Mercifully after a fortnight receiving critical care, the father-of-two was back on his feet and “on the road to recovery”. That came as a huge sense of relief to the entire boxing community, including Quigley. Every fighter appreciates what they are signing up for at the outset of their career, knows that heavy fists can do as much damage as any knife or gun. To see that dreaded scenario unfold in front of their eyes, however, is another matter altogether.

Quigley did not enjoy his success one bit, the elation quickly seeping away to be replaced by a lingering sense of anxiety as he awaited news of his vanquished opponent’s condition. The 27 year-old, of course, had done nothing wrong beyond showing his superior boxing technique but that was precious little comfort while Palmer was laid up in a hospital bed fighting for his life.

“It didn’t feel real and I didn’t enjoy winning,” admitted Quigley. “It’s hard to explain but I just couldn’t get one bit of happiness from the victory.

“Now that I know Luis is okay and started his recovery I’ve started to feel a wee bit more positive. But immediately after it happened it was just horrible.

“I had quite a few folk along to watch me but there wasn’t any element of celebration afterwards. I was just more concerned about Luis who was in a coma and just hoping he was going to be okay.

“We all know these are the dangers of a sport like boxing but it still takes you by shock when it happens. Thankfully that kind of thing doesn’t happen very often. It’s like a freak accident in a way, it’s just not something you expect.

“When the paramedics came into the ring that’s when I knew it was serious. Luis wasn’t responding and had lost consciousness and then they had the oxygen mask on him and took him away on the stretcher.

“Iain Wilson, my promoter, was keeping me up to speed with a phone call or text every couple of hours at the start when we didn’t know what was happening and then every day after that. My coach met with Luis’ mum and passed on a card signed by us all and I made a donation to his Just Giving page too.

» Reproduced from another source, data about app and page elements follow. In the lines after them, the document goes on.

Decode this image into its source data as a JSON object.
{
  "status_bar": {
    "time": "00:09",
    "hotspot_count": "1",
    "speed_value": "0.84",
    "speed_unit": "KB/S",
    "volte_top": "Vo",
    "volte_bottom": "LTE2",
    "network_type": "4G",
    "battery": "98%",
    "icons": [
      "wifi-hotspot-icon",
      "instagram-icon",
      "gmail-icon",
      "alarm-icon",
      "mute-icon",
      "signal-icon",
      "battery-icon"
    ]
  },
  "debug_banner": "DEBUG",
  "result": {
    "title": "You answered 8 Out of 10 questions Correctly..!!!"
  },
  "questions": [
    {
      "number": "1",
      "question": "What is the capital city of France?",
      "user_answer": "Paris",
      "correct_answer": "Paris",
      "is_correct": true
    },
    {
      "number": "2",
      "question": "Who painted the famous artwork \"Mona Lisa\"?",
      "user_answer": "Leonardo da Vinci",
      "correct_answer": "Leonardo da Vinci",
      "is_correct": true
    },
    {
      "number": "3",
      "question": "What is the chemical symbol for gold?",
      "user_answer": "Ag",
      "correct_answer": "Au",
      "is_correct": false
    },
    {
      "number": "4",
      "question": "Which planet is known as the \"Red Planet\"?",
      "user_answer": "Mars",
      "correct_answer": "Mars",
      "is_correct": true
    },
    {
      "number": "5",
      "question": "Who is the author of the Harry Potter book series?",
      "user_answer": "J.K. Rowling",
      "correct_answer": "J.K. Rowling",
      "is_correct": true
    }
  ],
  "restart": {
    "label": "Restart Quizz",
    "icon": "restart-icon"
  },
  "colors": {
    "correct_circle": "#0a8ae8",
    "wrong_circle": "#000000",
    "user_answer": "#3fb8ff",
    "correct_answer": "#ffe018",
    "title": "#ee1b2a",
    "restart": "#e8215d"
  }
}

“I didn’t do anything for a week. I was at my work but I didn’t train as my head was all over the place. Beforehand I had pictured it being so much different and with me being on a high but it wasn’t like that at all. It was just a massive relief for me knowing he’s going to be alright. He’s hopefully going to be healthy and can enjoy his life with his kids and that’s the main thing.”

Palmer almost certainly won’t lace up a boxing glove again and for a few days Quigley wondered whether this might spell the end for him, too. Having seen up close the devastating effects of a perfectly-timed left hook, the light-heavyweight naturally had cause to ponder what life would have been like if it had been him on the receiving end.

Quigley, though, has looked deep into his soul and decided to soldier on. He returns to the same ring in Glasgow this evening, if anything more determined to make the most of the opportunities now closed to Palmer.

“It was really unfortunate what happened to Luis but I’m going to carry on”, he added. “It’s an occupational hazard in boxing and could happen to anyone. When you’re sitting talking about it, it sounds quite scary but as soon as you enter the ring that possible outcome isn’t in your mind one bit. You have to be focused on the job.

“I think people would have understood if I had decided I didn’t want to do this anymore. And the thought did cross my mind, ‘do I really want to be doing this?’ with the serious risks involved. But I’m in my prime fighting years and physically able to do it so I want to keep going. I don’t want to quit now and regret it when I’m older.”